INSTRUCTIONS FOR THE TASK: Needed from the data below: all lines that contain the word "workspace".

--- DATA RECORDS ---

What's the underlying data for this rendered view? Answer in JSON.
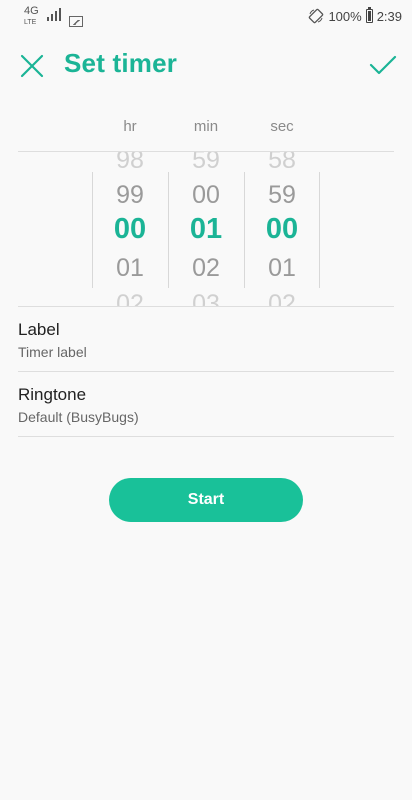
{
  "status_bar": {
    "network": "4G",
    "network_sup": "LTE",
    "battery": "100%",
    "time": "2:39",
    "icons": [
      "signal-icon",
      "image-notification-icon",
      "auto-rotate-icon",
      "battery-icon"
    ]
  },
  "header": {
    "title": "Set timer",
    "close_icon": "close-icon",
    "confirm_icon": "check-icon"
  },
  "picker": {
    "columns": [
      {
        "label": "hr",
        "values": [
          "98",
          "99",
          "00",
          "01",
          "02"
        ],
        "selected": "00"
      },
      {
        "label": "min",
        "values": [
          "59",
          "00",
          "01",
          "02",
          "03"
        ],
        "selected": "01"
      },
      {
        "label": "sec",
        "values": [
          "58",
          "59",
          "00",
          "01",
          "02"
        ],
        "selected": "00"
      }
    ]
  },
  "label_row": {
    "title": "Label",
    "value": "Timer label"
  },
  "ringtone_row": {
    "title": "Ringtone",
    "value": "Default (BusyBugs)"
  },
  "start_button": {
    "label": "Start"
  },
  "colors": {
    "accent": "#1bb496",
    "button": "#19c199",
    "background": "#f9f9f9"
  }
}
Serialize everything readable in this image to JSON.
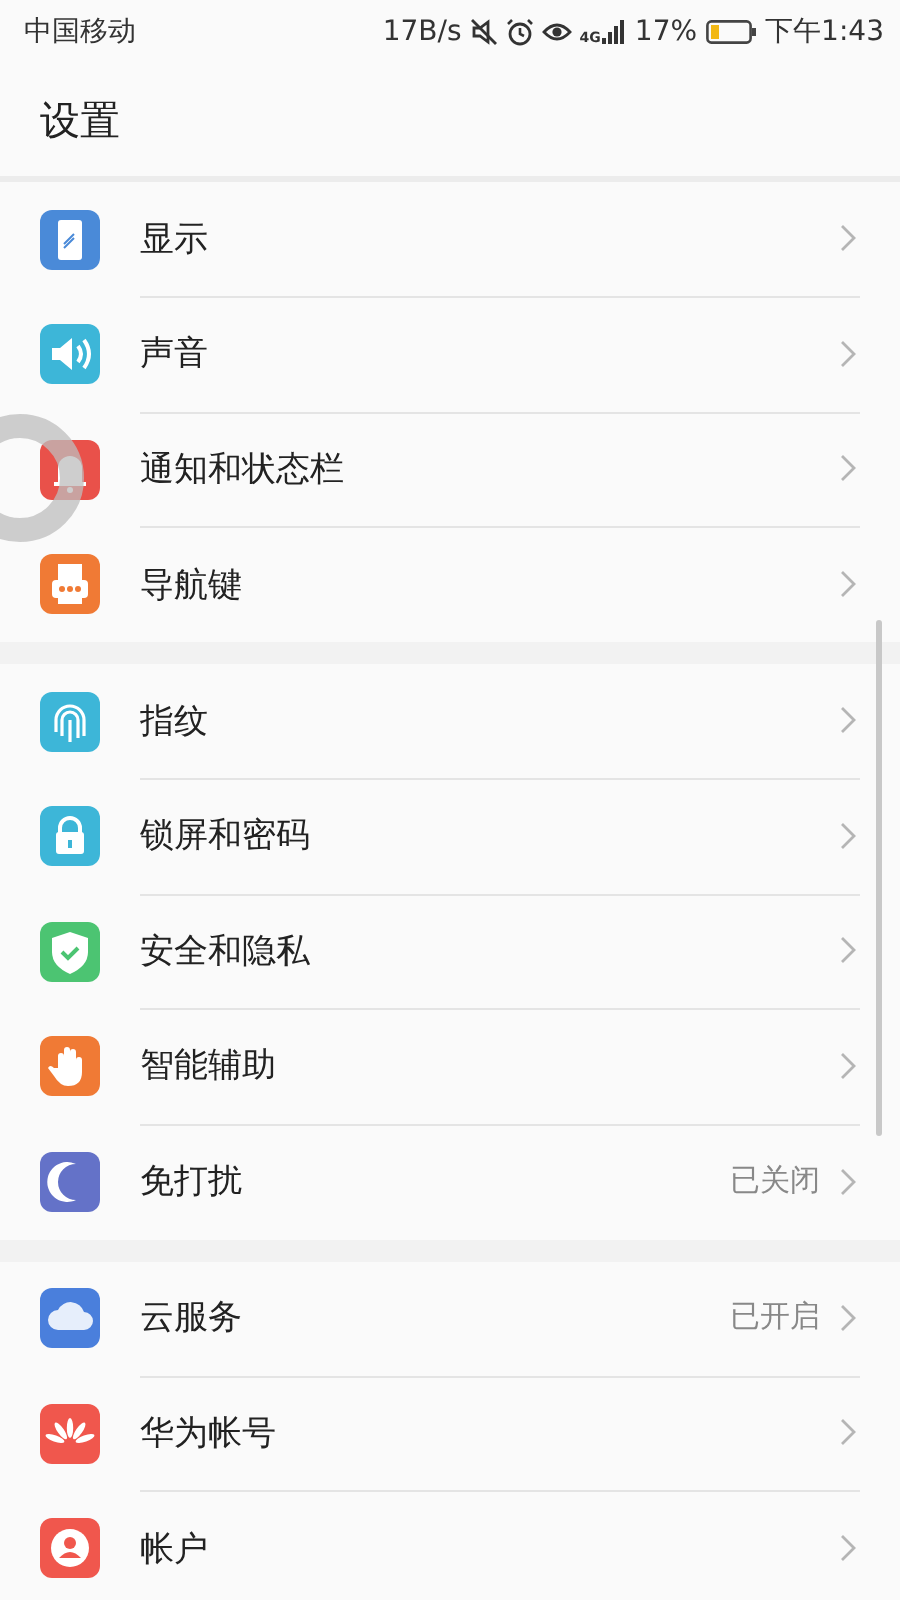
{
  "status_bar": {
    "carrier": "中国移动",
    "speed": "17B/s",
    "network": "4G",
    "battery": "17%",
    "time": "下午1:43"
  },
  "title": "设置",
  "groups": [
    {
      "items": [
        {
          "label": "显示"
        },
        {
          "label": "声音"
        },
        {
          "label": "通知和状态栏"
        },
        {
          "label": "导航键"
        }
      ]
    },
    {
      "items": [
        {
          "label": "指纹"
        },
        {
          "label": "锁屏和密码"
        },
        {
          "label": "安全和隐私"
        },
        {
          "label": "智能辅助"
        },
        {
          "label": "免打扰",
          "value": "已关闭"
        }
      ]
    },
    {
      "items": [
        {
          "label": "云服务",
          "value": "已开启"
        },
        {
          "label": "华为帐号"
        },
        {
          "label": "帐户"
        }
      ]
    }
  ]
}
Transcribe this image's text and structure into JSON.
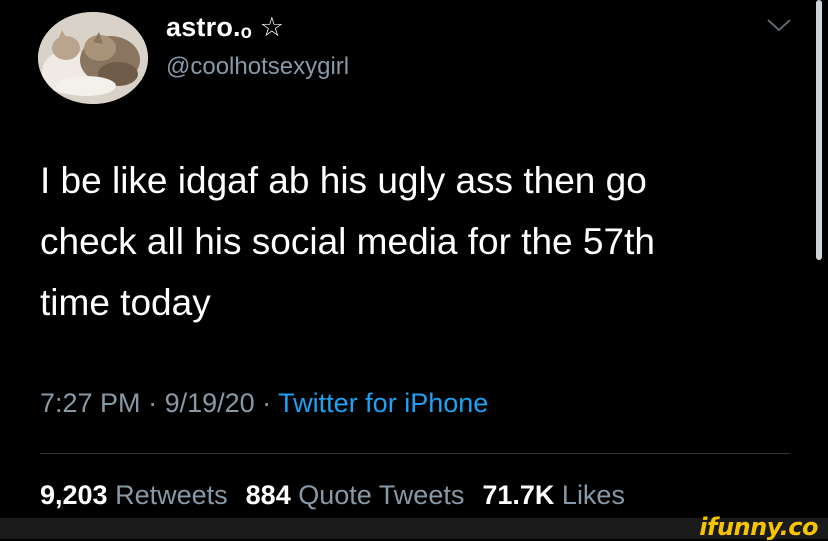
{
  "tweet": {
    "display_name": "astro.ₒ ☆",
    "handle": "@coolhotsexygirl",
    "body_lines": [
      "I be like idgaf ab his ugly ass then go",
      "check all his social media for the 57th",
      "time today"
    ],
    "meta": {
      "time": "7:27 PM",
      "separator": " · ",
      "date": "9/19/20",
      "source": "Twitter for iPhone"
    },
    "stats": {
      "retweets_count": "9,203",
      "retweets_label": "Retweets",
      "quotes_count": "884",
      "quotes_label": "Quote Tweets",
      "likes_count": "71.7K",
      "likes_label": "Likes"
    }
  },
  "watermark": "ifunny.co",
  "icons": {
    "avatar": "avatar-image-cats",
    "menu": "chevron-down-icon"
  },
  "colors": {
    "background": "#000000",
    "primary_text": "#ffffff",
    "secondary_text": "#8899a6",
    "link": "#1da1f2",
    "watermark": "#f6c400"
  }
}
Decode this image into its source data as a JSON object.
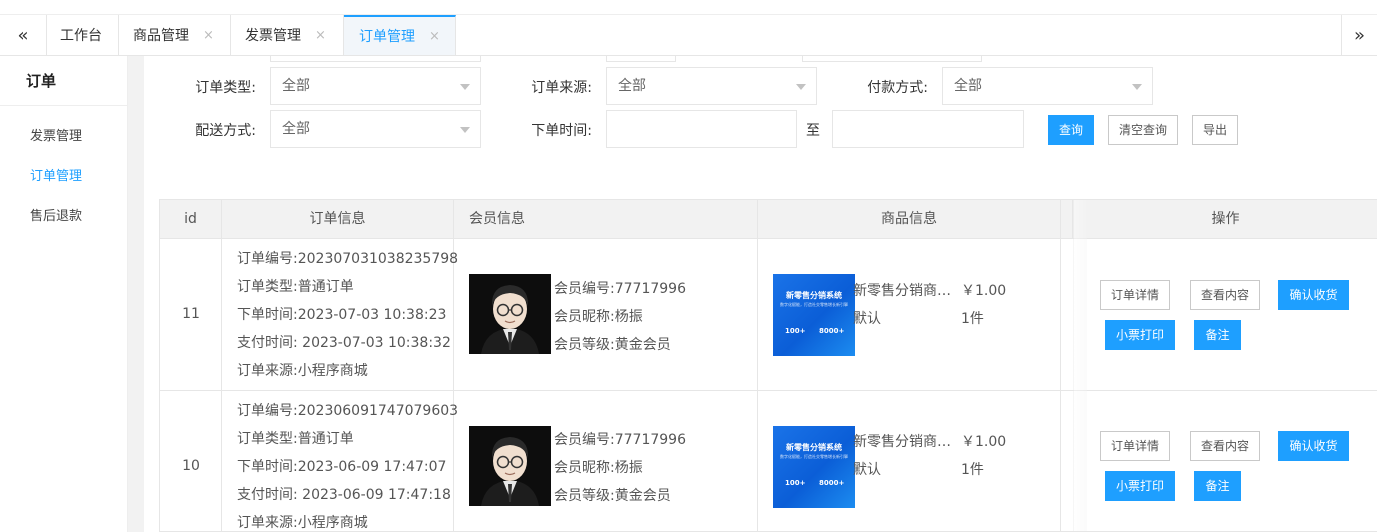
{
  "tabs": {
    "prev_icon": "«",
    "next_icon": "»",
    "items": [
      {
        "label": "工作台",
        "closable": false
      },
      {
        "label": "商品管理",
        "closable": true
      },
      {
        "label": "发票管理",
        "closable": true
      },
      {
        "label": "订单管理",
        "closable": true,
        "active": true
      }
    ],
    "close_glyph": "×"
  },
  "sidebar": {
    "title": "订单",
    "items": [
      {
        "label": "发票管理"
      },
      {
        "label": "订单管理",
        "active": true
      },
      {
        "label": "售后退款"
      }
    ]
  },
  "filters": {
    "order_type": {
      "label": "订单类型:",
      "value": "全部"
    },
    "order_source": {
      "label": "订单来源:",
      "value": "全部"
    },
    "pay_method": {
      "label": "付款方式:",
      "value": "全部"
    },
    "delivery": {
      "label": "配送方式:",
      "value": "全部"
    },
    "order_time": {
      "label": "下单时间:",
      "to": "至"
    },
    "buttons": {
      "query": "查询",
      "clear": "清空查询",
      "export": "导出"
    }
  },
  "table": {
    "headers": {
      "id": "id",
      "order": "订单信息",
      "member": "会员信息",
      "product": "商品信息",
      "ops": "操作"
    },
    "rows": [
      {
        "id": "11",
        "order_no": "订单编号:202307031038235798",
        "order_type": "订单类型:普通订单",
        "order_time": "下单时间:2023-07-03 10:38:23",
        "pay_time": "支付时间: 2023-07-03 10:38:32",
        "source": "订单来源:小程序商城",
        "member_no": "会员编号:77717996",
        "member_nick": "会员昵称:杨振",
        "member_level": "会员等级:黄金会员",
        "product_name": "新零售分销商…",
        "product_price": "￥1.00",
        "product_sku": "默认",
        "product_qty": "1件",
        "product_img_title": "新零售分销系统",
        "product_img_sub": "数字化赋能，打造社交零售增长新引擎",
        "product_img_n1": "100+",
        "product_img_n2": "8000+"
      },
      {
        "id": "10",
        "order_no": "订单编号:202306091747079603",
        "order_type": "订单类型:普通订单",
        "order_time": "下单时间:2023-06-09 17:47:07",
        "pay_time": "支付时间: 2023-06-09 17:47:18",
        "source": "订单来源:小程序商城",
        "member_no": "会员编号:77717996",
        "member_nick": "会员昵称:杨振",
        "member_level": "会员等级:黄金会员",
        "product_name": "新零售分销商…",
        "product_price": "￥1.00",
        "product_sku": "默认",
        "product_qty": "1件",
        "product_img_title": "新零售分销系统",
        "product_img_sub": "数字化赋能，打造社交零售增长新引擎",
        "product_img_n1": "100+",
        "product_img_n2": "8000+"
      }
    ],
    "ops": {
      "detail": "订单详情",
      "view": "查看内容",
      "confirm": "确认收货",
      "print": "小票打印",
      "note": "备注"
    }
  },
  "colors": {
    "accent": "#1e9fff",
    "border": "#e6e6e6",
    "header_bg": "#f2f2f2"
  }
}
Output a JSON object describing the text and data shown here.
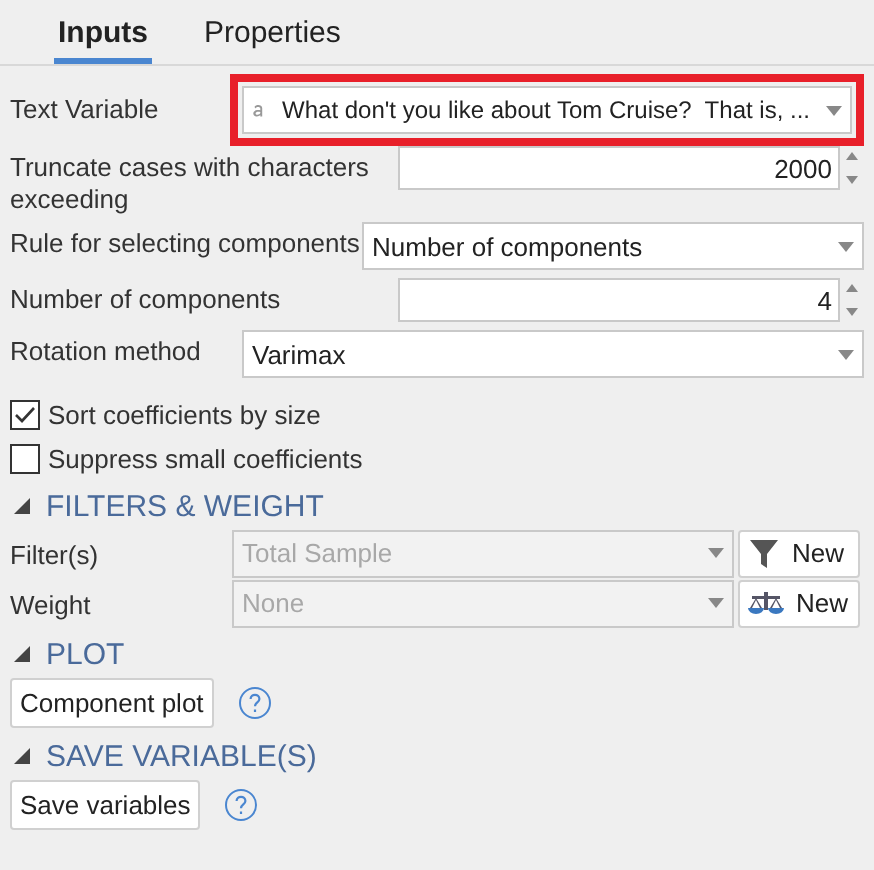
{
  "tabs": [
    {
      "label": "Inputs",
      "selected": true
    },
    {
      "label": "Properties",
      "selected": false
    }
  ],
  "inputs": [
    {
      "kind": "variable",
      "label": "Text Variable",
      "value": "What don't you like about Tom Cruise?  That is, ...",
      "highlighted": true
    },
    {
      "kind": "spinner",
      "label": "Truncate cases with characters exceeding",
      "value": "2000"
    },
    {
      "kind": "select",
      "label": "Rule for selecting components",
      "value": "Number of components"
    },
    {
      "kind": "spinner",
      "label": "Number of components",
      "value": "4"
    },
    {
      "kind": "select",
      "label": "Rotation method",
      "value": "Varimax"
    }
  ],
  "checkboxes": [
    {
      "label": "Sort coefficients by size",
      "checked": true
    },
    {
      "label": "Suppress small coefficients",
      "checked": false
    }
  ],
  "sections": [
    {
      "kind": "pickers",
      "title": "FILTERS & WEIGHT",
      "expanded": true,
      "rows": [
        {
          "kind": "filter",
          "label": "Filter(s)",
          "value": "Total Sample",
          "disabled": true,
          "button": "New"
        },
        {
          "kind": "weight",
          "label": "Weight",
          "value": "None",
          "disabled": true,
          "button": "New"
        }
      ]
    },
    {
      "kind": "action",
      "title": "PLOT",
      "expanded": true,
      "button": "Component plot"
    },
    {
      "kind": "action",
      "title": "SAVE VARIABLE(S)",
      "expanded": true,
      "button": "Save variables"
    }
  ]
}
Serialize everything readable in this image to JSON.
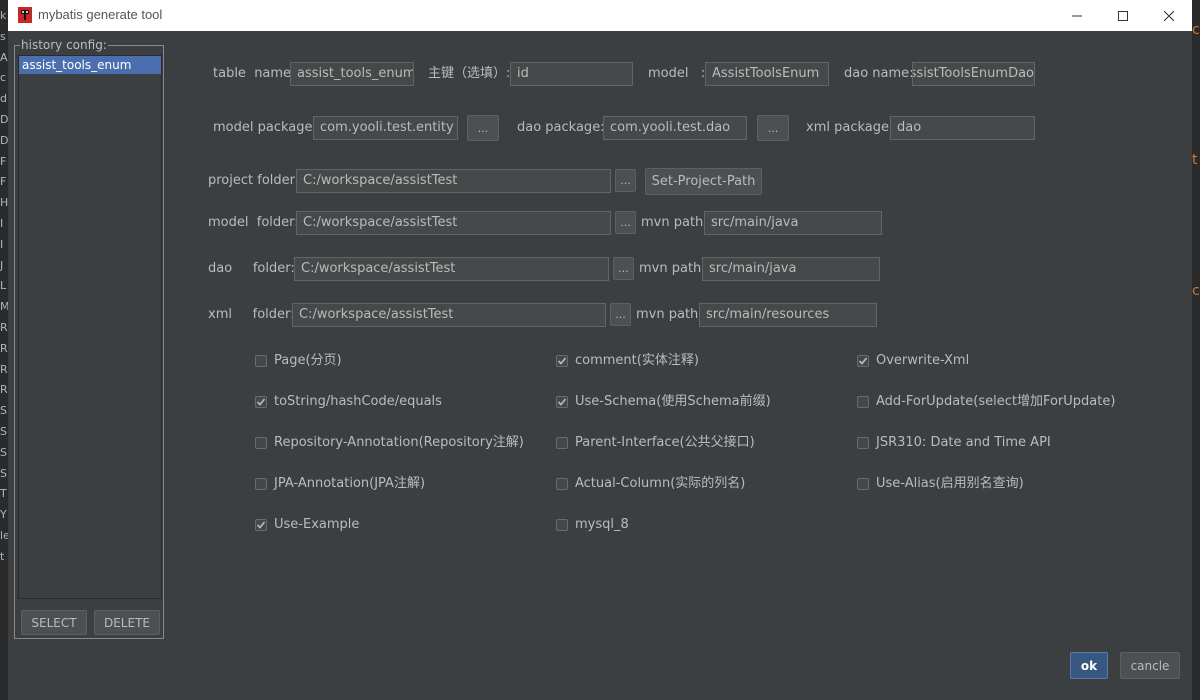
{
  "window": {
    "title": "mybatis generate tool"
  },
  "bg_chars": [
    "k",
    "s",
    "A",
    "c",
    "d",
    "D",
    "D",
    "F",
    "F",
    "H",
    "I",
    "I",
    "J",
    "L",
    "M",
    "R",
    "R",
    "R",
    "R",
    "S",
    "S",
    "S",
    "S",
    "T",
    "Y",
    "le",
    "t"
  ],
  "bg_right_chars": [
    "c",
    "t",
    "c"
  ],
  "history": {
    "label": "history config:",
    "items": [
      "assist_tools_enum"
    ],
    "select_label": "SELECT",
    "delete_label": "DELETE"
  },
  "form": {
    "table_name_label": "table  name:",
    "table_name": "assist_tools_enum",
    "pk_label": "主键（选填）:",
    "pk": "id",
    "model_label": "model   :",
    "model": "AssistToolsEnum",
    "dao_name_label": "dao name:",
    "dao_name": "AssistToolsEnumDao",
    "model_package_label": "model package:",
    "model_package": "com.yooli.test.entity",
    "dao_package_label": "dao package:",
    "dao_package": "com.yooli.test.dao",
    "xml_package_label": "xml package:",
    "xml_package": "dao",
    "browse_label": "...",
    "project_folder_label": "project folder:",
    "project_folder": "C:/workspace/assistTest",
    "set_project_path_label": "Set-Project-Path",
    "model_folder_label": "model  folder:",
    "model_folder": "C:/workspace/assistTest",
    "model_mvn_label": "mvn path:",
    "model_mvn": "src/main/java",
    "dao_folder_label": "dao     folder:",
    "dao_folder": "C:/workspace/assistTest",
    "dao_mvn_label": "mvn path:",
    "dao_mvn": "src/main/java",
    "xml_folder_label": "xml     folder:",
    "xml_folder": "C:/workspace/assistTest",
    "xml_mvn_label": "mvn path:",
    "xml_mvn": "src/main/resources"
  },
  "options": [
    {
      "label": "Page(分页)",
      "checked": false
    },
    {
      "label": "comment(实体注释)",
      "checked": true
    },
    {
      "label": "Overwrite-Xml",
      "checked": true
    },
    {
      "label": "toString/hashCode/equals",
      "checked": true
    },
    {
      "label": "Use-Schema(使用Schema前缀)",
      "checked": true
    },
    {
      "label": "Add-ForUpdate(select增加ForUpdate)",
      "checked": false
    },
    {
      "label": "Repository-Annotation(Repository注解)",
      "checked": false
    },
    {
      "label": "Parent-Interface(公共父接口)",
      "checked": false
    },
    {
      "label": "JSR310: Date and Time API",
      "checked": false
    },
    {
      "label": "JPA-Annotation(JPA注解)",
      "checked": false
    },
    {
      "label": "Actual-Column(实际的列名)",
      "checked": false
    },
    {
      "label": "Use-Alias(启用别名查询)",
      "checked": false
    },
    {
      "label": "Use-Example",
      "checked": true
    },
    {
      "label": "mysql_8",
      "checked": false
    }
  ],
  "footer": {
    "ok_label": "ok",
    "cancel_label": "cancle"
  },
  "colors": {
    "dialog_bg": "#3c3f41",
    "selection": "#4b6eaf",
    "ok_button": "#365880"
  }
}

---

EXPECTED OUTPUT:
    "project_folder": "C:/workspace/assistTest",
    "model_folder": "C:/workspace/assistTest",
    "dao_folder": "C:/workspace/assistTest",
    "xml_folder": "C:/workspace/assistTest",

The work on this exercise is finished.